The unit is based on a scheme in Glasgow where police work hand-in-hand with teachers, social workers and health professionals. They identify those most at risk of offending and offer them opportunities – in the form of jobs, housing, training or mentoring – to guide them away from violent crime. The scheme has seen the homicide rate in Glasgow halved in just over ten years. Both schemes are based on the long-term prevention of violent crime, treating the source of violence rather than its symptoms.

An initial £500,000 has been allocated to the London scheme, aiming to address the societal problems mentioned above, including poverty, mental ill-health, social alienation and a lack of opportunity. A mayoral spokesman has said that “The ultimate aim is to divert young people away from criminal activity, by supporting the vulnerable at an early stage and giving young Londoners better life opportunities.”

Treating violent crime as a “public health issue” is finally a recognition of the fact that people who commit knife crimes have themselves been mistreated at a greater societal level. Knife crime is not a crime in isolation: it is a symptom of a chain reaction starting from systematic social alienation and exclusion.

Whilst this initiative is hopefully a turning point for the treatment of knife crime, Steve O’Connell, the chair of the London Assembly Police and Crime Committee, has said that there was a “worrying lack of detail” on how the scheme will work across London: “We will be keeping a close eye on whether this new plan has an impact on the ground and does not end up a missed opportunity.”
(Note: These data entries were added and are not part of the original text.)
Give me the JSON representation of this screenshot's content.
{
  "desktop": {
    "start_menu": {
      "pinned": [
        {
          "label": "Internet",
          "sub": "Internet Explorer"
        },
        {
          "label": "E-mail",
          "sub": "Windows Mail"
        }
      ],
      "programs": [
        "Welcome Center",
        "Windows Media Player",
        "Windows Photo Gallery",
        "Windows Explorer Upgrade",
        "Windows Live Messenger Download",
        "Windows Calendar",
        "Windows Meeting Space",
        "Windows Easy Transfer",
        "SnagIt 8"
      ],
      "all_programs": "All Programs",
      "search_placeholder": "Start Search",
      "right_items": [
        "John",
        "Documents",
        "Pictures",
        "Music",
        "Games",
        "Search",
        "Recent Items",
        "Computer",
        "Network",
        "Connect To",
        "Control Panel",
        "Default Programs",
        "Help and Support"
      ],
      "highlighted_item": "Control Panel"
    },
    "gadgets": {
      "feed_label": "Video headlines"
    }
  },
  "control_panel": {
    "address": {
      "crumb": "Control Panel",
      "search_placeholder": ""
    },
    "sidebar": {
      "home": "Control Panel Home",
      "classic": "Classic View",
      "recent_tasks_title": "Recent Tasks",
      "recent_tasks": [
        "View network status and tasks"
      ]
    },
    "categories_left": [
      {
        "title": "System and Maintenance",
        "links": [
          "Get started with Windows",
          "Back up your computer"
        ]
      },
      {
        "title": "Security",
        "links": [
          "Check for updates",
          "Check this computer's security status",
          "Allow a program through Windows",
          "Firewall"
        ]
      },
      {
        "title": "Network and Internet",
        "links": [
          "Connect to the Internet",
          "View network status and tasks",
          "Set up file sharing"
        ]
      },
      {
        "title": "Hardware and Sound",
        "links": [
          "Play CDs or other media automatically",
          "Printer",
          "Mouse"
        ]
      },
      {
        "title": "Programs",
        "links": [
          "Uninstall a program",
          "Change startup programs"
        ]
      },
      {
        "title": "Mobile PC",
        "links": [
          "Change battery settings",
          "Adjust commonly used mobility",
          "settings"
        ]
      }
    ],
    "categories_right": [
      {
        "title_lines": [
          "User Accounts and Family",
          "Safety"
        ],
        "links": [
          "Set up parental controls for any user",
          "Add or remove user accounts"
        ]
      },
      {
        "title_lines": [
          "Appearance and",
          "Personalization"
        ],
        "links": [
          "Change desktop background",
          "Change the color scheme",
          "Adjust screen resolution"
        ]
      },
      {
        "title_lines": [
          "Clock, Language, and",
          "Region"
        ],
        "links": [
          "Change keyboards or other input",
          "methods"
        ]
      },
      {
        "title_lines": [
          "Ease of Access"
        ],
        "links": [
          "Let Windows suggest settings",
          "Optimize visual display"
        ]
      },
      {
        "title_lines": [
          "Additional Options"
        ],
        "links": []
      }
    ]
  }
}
Photo: “Fingerprints on a knife, an illustration of investigation methods on crime scenes” by Alchemica, reproduced under the terms of Wikimedia Commons: